Russia’s foreign minister says Mali is turning to private Russian companies “on legal grounds” as France plans to reduce its military presence.
Mali has asked Russian private companies to increase security in the conflict-affected country.
“This is an activity carried out on a legal basis,” Lavrov told reporters at the UN General Assembly on Saturday. “We have nothing to do with it,” he added.
Earlier this week, EU foreign policy chief Josep Borrell said the bloc’s ties with Mali could have a serious impact if it allowed the controversial Wagner Group’s Russian private contractors to operate in the country.
In Mali, the dominant government of Bamako’s army is reportedly close to hiring Wagner’s 1,000 militants to help him fight militants.
France, which has deployed more than 5,000 troops in the Sahel region under its Barkhaneh mission but has promised significant troop withdrawals, has warned Mali that hiring Wagner fighters would isolate the country internationally.
Western countries accuse Wagner of acting on behalf of Moscow, while denying sending mercenaries abroad.
The Russian military, private security instructors and companies have become increasingly influential in parts of Africa in recent years, particularly in the conflict-ridden Central African Republic (CAR), where the United Nations has accused Wagner contractors of abuse.
Moscow admits to having “instructors” in the CAR, but says they are not active in combat.

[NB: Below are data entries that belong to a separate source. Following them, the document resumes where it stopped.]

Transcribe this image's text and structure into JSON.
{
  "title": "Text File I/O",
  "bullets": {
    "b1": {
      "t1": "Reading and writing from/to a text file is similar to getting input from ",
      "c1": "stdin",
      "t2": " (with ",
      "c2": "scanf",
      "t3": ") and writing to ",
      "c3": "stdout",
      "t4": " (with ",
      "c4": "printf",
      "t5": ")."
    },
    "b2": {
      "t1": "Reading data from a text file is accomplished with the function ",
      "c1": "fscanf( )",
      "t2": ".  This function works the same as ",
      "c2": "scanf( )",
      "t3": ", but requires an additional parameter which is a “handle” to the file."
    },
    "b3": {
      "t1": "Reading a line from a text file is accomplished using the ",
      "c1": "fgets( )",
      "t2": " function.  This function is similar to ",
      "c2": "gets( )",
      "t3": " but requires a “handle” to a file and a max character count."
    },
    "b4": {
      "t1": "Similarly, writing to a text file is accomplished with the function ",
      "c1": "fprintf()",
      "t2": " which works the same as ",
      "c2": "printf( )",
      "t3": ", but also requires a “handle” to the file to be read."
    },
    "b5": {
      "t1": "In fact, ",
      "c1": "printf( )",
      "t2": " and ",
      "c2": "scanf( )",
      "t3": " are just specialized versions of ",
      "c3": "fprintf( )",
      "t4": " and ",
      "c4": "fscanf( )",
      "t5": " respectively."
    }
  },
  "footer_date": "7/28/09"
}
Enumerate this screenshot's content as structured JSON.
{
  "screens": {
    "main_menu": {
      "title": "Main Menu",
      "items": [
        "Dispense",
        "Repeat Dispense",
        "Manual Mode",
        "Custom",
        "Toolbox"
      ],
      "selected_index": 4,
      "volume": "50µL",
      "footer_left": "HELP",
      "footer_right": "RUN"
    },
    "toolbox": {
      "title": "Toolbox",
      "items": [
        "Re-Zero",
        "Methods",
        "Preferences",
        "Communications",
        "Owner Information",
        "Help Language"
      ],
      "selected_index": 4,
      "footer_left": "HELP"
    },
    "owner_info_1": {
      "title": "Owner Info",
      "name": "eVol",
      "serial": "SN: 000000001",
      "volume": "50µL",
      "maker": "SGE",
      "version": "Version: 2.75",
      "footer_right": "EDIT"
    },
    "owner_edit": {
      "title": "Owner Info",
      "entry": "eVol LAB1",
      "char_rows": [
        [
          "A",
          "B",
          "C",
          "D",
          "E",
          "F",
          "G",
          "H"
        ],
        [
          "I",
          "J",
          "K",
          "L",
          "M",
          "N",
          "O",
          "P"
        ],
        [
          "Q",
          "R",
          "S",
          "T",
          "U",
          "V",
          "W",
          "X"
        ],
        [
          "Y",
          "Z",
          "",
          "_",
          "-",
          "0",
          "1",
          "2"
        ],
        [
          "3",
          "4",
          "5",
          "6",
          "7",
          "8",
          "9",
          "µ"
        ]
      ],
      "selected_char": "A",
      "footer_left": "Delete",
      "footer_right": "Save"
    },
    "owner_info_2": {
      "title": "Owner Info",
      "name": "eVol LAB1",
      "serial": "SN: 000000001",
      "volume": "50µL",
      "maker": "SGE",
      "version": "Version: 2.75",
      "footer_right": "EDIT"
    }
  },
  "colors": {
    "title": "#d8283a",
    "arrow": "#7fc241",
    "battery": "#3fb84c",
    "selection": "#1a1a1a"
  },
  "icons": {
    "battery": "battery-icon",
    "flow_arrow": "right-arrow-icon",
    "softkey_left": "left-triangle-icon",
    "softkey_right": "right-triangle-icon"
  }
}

Russia insists there are no paramilitaries in Libya, despite claims to the West.
In separate comments on Afghanistan, Lavrov says international recognition of Taliban is not currently under discussion
His remarks came after a group that came to power last month nominated a UN envoy to fight for Afghanistan’s seat on the world body.
“The issue of international recognition of the Taliban is not on the agenda at the moment,” Lavrov told reporters.